This section will not focus on mindfulness and its links to meditation but instead on reflecting how we use technology and ensuring that it is aiding productivity and wellbeing, rather than hindering it.
"Disconnection leads to reflection which then allows for more meaningful moments in the digital domain"
Eric Stoller (2017)
Academia in the 21st century requires us to engage with technology on a daily basis. It is therefore very difficult to undergo a digital detox and switch off for an extended period. Digital wellness is therefore less about the act of disconnecting (which would be hard achieve) and more about the simplicity of understanding that you are in control of your digital presence and the way you interact online (more doable). It is of course sensible to take breaks for increasing your productivity and for health reasons.
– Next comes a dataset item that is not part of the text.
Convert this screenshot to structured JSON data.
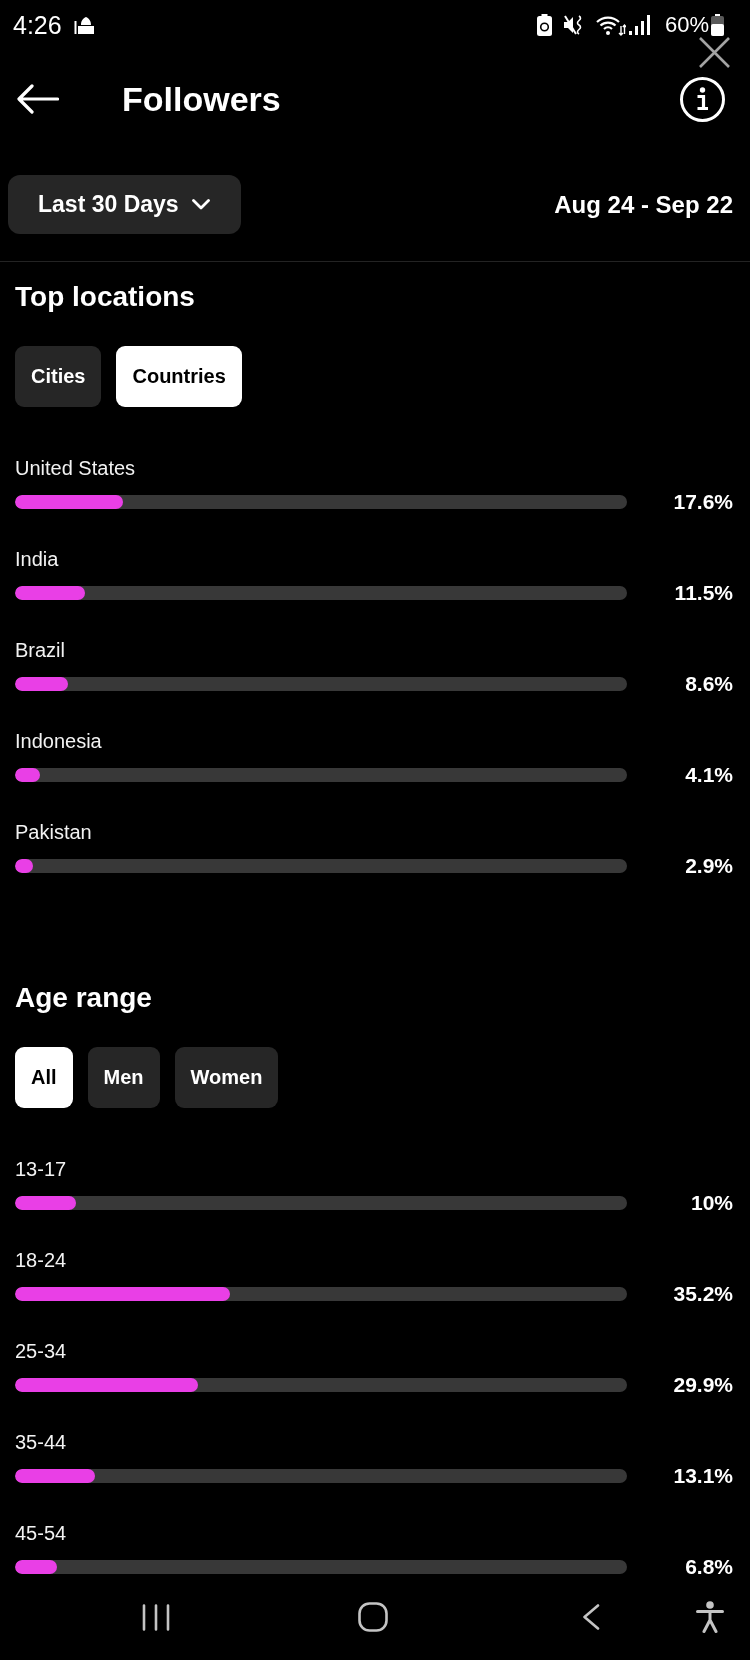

They are discussed elsewhere but here we reflect on why we are so connected.
Often, what people want from being online is often what they want from their face-to-face world - connection, information, time to relax, time to learn, a sense of being seen, a way to de-stress, and a way to participate.
Technology doesn't inherently cause problems; it is how we use it.
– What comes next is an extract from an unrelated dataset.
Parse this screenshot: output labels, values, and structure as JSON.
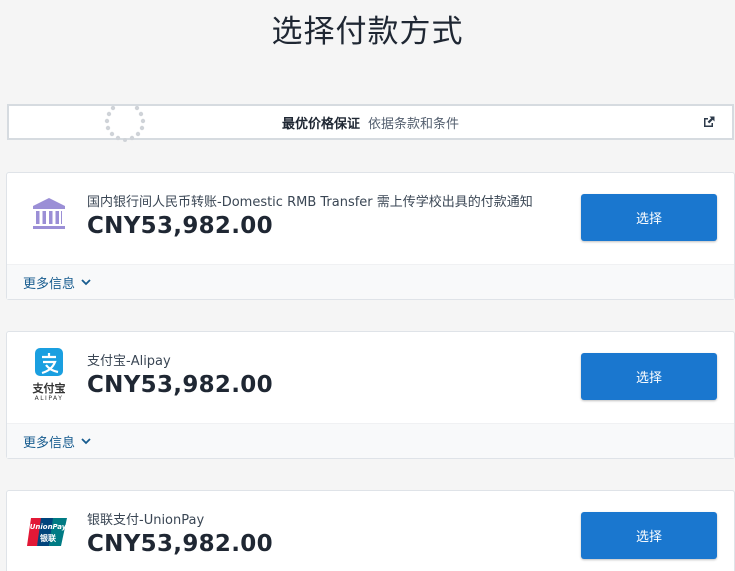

It is difficult to disentangle personal or professional spheres of engagement or tools, as our contacts and the content we digest, produce and share are, in many case, intertwined.
Adapted from Lanclos, D and Phipps L (2018) ‘Leadership and Social Media: Challenges and Opportunities.’ To be published in Rowell, C (2018) ‘Social Media in Higher Education’ [preprint] Available at https://drive.google.com/file/d/1sTa8P36Qft7183NZNc3eTx6wDVP3hvsO/view
This figure illustrates a way of compartmentalising digital tools into work and personal categories. Many overlap but it can be helpful in thinking about which tools you engage with a certain times of day. Also if some tools frustrate you, you can take measures to make them sit more happily into your working practices.
The interior of the triangle is where to map the tools and practices that you use as part of your work. The exterior of the triangle is for you to map tools that you use in your personal lives. Download the document below and fill it in reflecting how you engage digitally to help define how you might spend your time online.
Then add emojis to show how you feel about these tools. If they make you feel angry or sad, think about how you can mitigate these feelings?
Being mindful about digital activity involves acknowledging our agency in all that we do online. When we engage, we should do so willingly and knowingly. We should make active choices to delete accounts, disengage, and unsubscribe if we aren't interested. If you are driven by a desire to accrue followers or likes, as long as doing it knowingly then you are not being pushed around by social media. However, if you find yourself pointlessly scrolling through retweets at the end of the day, you might want to take a step back and think abotu whether digital technology is enhancing your working and social practices.
It is also important to take control of your digital activity by getting organised: from files on your desktop, to your notes for readings, to Tweetdeck for Twitter.
We have been described as being in a state of “continual partial attention” (Linda Stone, 1998). A digital detox can be helpful to make us appreciate what we miss about not being online 24/7. It can also be helpful to take a structured approach to your day so that in taking time away from technology you will get more work done.